WHAT YOU WILL DO: Collect every line in the records below that contains the word "image".

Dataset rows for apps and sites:
- - - - - - -

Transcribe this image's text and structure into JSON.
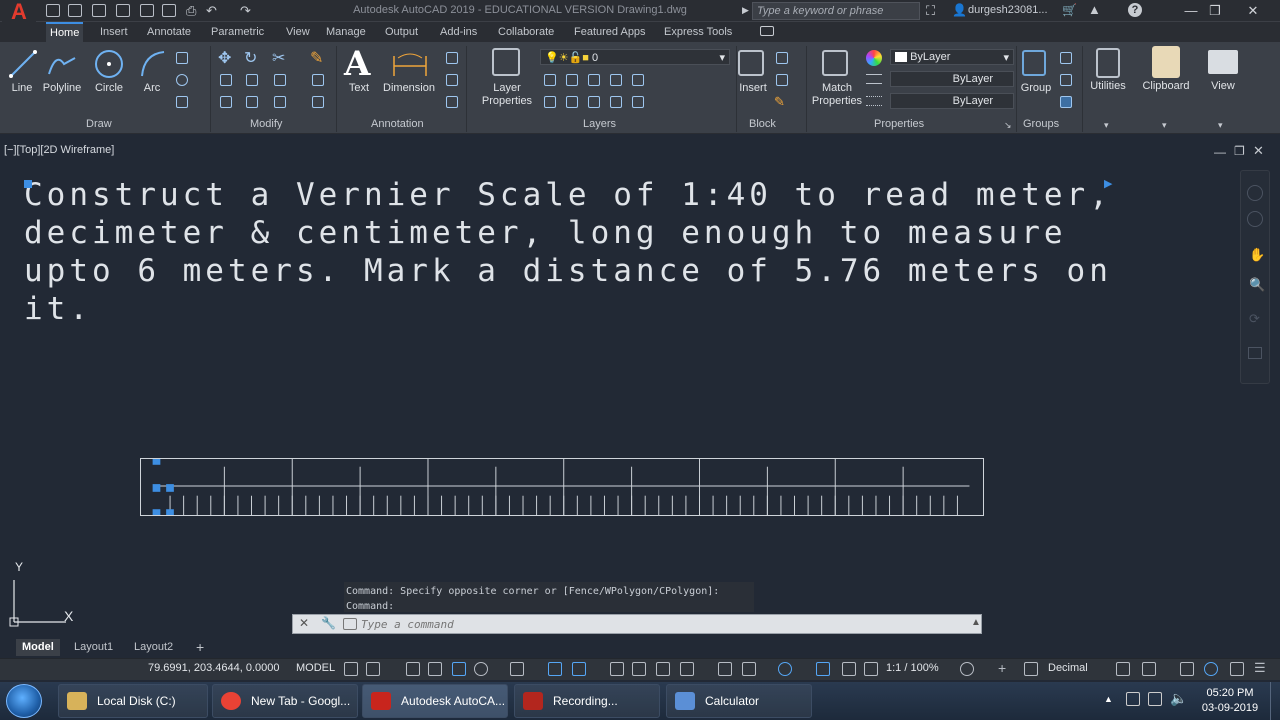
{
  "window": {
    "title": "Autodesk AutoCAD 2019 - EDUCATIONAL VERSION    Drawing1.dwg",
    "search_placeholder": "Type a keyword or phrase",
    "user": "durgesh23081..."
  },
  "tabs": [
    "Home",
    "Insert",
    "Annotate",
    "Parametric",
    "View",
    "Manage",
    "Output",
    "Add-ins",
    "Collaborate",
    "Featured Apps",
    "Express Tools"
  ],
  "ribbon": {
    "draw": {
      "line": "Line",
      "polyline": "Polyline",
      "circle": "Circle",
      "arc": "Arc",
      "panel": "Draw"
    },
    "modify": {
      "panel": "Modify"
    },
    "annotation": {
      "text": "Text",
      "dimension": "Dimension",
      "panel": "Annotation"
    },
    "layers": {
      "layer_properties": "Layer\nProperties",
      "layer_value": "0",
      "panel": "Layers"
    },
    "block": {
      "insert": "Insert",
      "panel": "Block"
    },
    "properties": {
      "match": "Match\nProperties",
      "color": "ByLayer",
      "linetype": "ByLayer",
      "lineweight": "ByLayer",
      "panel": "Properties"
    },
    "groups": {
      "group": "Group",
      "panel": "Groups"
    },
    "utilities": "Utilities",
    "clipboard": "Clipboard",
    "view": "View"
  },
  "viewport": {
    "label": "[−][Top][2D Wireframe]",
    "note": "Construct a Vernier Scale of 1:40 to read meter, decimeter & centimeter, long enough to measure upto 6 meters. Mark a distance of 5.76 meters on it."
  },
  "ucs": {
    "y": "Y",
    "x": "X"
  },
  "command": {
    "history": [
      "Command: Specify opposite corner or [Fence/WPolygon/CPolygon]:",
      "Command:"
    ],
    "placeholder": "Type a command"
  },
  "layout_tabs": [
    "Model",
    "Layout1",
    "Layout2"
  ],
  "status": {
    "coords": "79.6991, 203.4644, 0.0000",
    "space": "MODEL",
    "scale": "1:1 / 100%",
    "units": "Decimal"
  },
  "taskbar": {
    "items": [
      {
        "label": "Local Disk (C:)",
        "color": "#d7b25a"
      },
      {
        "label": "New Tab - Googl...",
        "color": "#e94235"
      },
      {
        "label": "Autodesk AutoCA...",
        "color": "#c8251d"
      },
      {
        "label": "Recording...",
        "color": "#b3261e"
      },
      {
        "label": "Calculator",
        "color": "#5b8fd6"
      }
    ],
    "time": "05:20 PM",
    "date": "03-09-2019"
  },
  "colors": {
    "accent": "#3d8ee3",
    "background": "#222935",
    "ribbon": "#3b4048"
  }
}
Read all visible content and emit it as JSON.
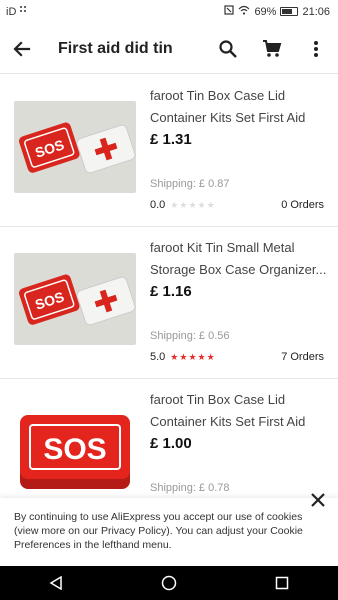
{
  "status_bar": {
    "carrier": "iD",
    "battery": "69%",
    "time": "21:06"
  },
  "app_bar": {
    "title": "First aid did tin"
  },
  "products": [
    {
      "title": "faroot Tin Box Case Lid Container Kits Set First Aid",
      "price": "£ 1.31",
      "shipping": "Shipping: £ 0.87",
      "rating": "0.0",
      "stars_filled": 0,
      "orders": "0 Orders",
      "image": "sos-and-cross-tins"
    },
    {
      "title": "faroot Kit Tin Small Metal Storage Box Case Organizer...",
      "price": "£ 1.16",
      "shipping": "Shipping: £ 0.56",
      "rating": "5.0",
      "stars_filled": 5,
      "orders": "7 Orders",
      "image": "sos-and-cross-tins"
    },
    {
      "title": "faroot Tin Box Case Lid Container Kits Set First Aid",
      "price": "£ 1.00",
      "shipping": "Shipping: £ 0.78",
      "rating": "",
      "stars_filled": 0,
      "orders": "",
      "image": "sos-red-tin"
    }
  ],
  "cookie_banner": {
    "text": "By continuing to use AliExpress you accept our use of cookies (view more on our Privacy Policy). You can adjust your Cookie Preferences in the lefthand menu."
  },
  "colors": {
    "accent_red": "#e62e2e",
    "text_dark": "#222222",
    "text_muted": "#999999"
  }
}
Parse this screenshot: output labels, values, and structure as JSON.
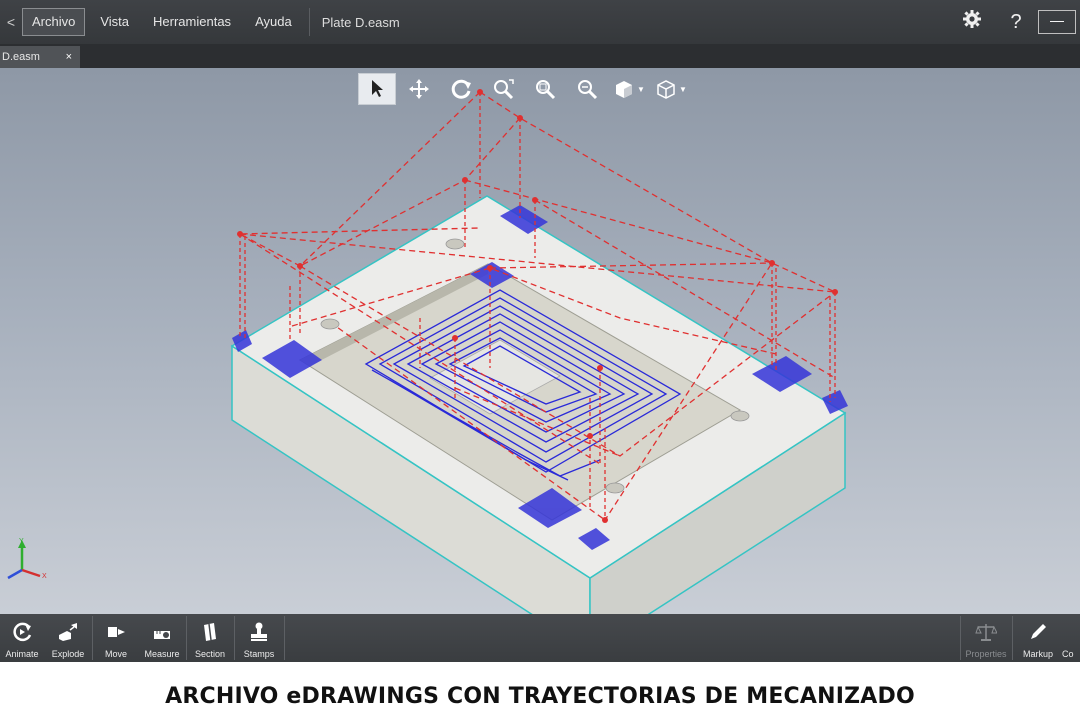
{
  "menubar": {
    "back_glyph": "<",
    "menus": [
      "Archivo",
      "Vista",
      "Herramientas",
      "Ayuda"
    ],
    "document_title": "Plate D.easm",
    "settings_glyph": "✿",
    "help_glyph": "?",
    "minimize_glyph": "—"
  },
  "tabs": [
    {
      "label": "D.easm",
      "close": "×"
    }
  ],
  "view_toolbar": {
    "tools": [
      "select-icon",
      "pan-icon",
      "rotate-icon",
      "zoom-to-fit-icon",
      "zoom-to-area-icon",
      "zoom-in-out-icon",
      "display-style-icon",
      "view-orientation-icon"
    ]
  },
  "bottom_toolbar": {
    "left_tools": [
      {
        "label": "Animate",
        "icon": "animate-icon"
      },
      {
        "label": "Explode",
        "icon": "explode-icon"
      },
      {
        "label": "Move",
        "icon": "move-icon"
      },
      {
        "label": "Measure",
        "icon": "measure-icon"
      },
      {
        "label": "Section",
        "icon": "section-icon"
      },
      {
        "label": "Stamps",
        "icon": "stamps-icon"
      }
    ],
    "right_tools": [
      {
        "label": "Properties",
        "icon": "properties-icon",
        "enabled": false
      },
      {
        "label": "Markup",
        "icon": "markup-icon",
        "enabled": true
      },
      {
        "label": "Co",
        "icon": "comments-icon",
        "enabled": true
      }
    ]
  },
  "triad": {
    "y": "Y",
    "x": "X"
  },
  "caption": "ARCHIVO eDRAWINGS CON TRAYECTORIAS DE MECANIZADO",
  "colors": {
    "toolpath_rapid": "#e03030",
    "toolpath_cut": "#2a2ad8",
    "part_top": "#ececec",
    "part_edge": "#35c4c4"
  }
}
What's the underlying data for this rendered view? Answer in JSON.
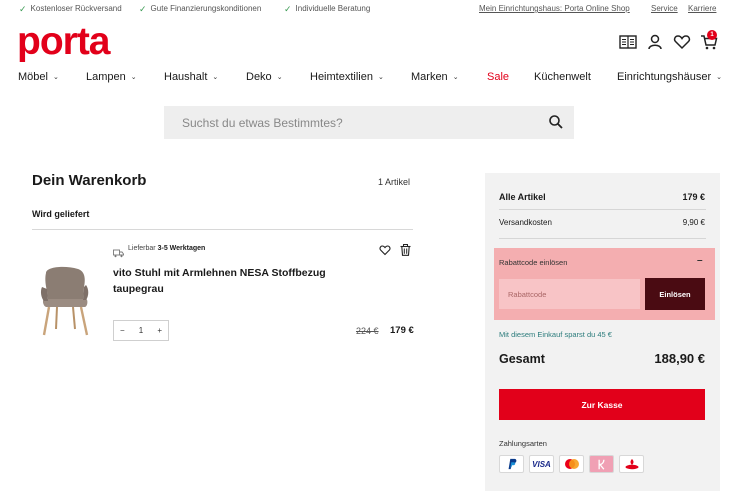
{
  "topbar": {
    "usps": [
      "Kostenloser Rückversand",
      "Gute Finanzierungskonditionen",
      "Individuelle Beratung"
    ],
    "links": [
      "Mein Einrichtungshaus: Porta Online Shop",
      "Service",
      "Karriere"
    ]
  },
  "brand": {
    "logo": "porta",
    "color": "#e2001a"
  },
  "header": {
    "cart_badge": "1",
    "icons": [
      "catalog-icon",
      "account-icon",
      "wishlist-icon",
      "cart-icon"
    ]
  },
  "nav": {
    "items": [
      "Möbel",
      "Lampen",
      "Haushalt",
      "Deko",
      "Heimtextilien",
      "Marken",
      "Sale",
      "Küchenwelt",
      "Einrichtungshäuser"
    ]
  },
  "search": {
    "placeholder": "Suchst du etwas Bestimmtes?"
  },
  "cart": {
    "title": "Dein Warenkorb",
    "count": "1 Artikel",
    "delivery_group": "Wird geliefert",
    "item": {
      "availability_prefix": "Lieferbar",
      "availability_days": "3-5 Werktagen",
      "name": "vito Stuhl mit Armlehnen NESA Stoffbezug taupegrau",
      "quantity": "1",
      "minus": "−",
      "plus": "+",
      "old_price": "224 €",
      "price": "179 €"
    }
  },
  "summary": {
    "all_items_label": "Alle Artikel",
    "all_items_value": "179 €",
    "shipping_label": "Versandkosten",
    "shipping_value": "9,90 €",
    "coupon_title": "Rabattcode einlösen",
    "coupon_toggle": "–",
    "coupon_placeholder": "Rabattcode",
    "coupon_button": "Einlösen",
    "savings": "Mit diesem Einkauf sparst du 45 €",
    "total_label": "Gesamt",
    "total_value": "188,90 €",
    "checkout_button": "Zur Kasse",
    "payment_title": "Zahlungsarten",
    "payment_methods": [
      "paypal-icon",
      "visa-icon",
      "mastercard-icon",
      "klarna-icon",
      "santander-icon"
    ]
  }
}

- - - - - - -

OUTPUT BELOW:
Transcribe this image's text and structure into JSON.
      "image": "sos-and-cross-tins"
      "image": "sos-and-cross-tins"
      "image": "sos-red-tin"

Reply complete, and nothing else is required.